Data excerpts
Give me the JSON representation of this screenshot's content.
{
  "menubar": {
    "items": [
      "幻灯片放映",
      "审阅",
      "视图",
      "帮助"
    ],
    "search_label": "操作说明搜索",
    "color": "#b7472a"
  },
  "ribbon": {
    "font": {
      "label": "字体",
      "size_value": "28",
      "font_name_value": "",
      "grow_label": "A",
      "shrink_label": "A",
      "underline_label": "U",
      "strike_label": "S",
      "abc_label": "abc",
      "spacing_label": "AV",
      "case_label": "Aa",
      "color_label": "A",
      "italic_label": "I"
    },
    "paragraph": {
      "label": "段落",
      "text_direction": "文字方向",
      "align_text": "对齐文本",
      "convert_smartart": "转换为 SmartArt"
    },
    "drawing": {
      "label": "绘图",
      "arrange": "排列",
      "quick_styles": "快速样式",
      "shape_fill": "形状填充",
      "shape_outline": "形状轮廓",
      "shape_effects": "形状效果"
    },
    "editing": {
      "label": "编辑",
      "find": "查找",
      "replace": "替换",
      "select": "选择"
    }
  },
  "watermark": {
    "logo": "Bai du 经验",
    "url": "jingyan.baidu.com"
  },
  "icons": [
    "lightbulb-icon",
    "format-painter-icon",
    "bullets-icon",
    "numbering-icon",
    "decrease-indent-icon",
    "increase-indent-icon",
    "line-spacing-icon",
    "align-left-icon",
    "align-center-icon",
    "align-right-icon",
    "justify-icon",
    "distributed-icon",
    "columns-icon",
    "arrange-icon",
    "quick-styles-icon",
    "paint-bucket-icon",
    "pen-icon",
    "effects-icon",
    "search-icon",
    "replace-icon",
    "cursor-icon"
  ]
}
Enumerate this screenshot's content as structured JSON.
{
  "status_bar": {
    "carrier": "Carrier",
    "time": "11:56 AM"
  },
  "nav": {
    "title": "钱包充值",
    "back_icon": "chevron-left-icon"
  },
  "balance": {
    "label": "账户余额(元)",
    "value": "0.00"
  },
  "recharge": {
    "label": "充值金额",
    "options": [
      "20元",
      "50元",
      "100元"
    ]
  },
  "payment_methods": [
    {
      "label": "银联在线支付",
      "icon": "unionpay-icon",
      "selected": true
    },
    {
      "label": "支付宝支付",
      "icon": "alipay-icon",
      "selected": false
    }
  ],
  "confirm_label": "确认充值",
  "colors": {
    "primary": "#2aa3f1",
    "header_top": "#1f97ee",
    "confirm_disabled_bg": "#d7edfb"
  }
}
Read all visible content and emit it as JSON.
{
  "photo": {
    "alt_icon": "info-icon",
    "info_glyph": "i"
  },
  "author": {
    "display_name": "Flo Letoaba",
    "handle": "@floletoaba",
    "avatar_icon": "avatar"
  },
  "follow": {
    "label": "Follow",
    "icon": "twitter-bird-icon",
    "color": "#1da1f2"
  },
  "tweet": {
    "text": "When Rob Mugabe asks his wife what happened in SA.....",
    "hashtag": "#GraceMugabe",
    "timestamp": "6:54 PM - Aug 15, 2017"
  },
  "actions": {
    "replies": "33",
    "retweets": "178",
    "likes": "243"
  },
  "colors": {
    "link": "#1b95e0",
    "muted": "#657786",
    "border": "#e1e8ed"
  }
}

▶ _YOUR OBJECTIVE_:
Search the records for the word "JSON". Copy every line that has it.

▶ _ANSWER SPACE_:
Give me the JSON representation of this screenshot's content.
Enumerate this screenshot's content as structured JSON.
Read all visible content and emit it as JSON.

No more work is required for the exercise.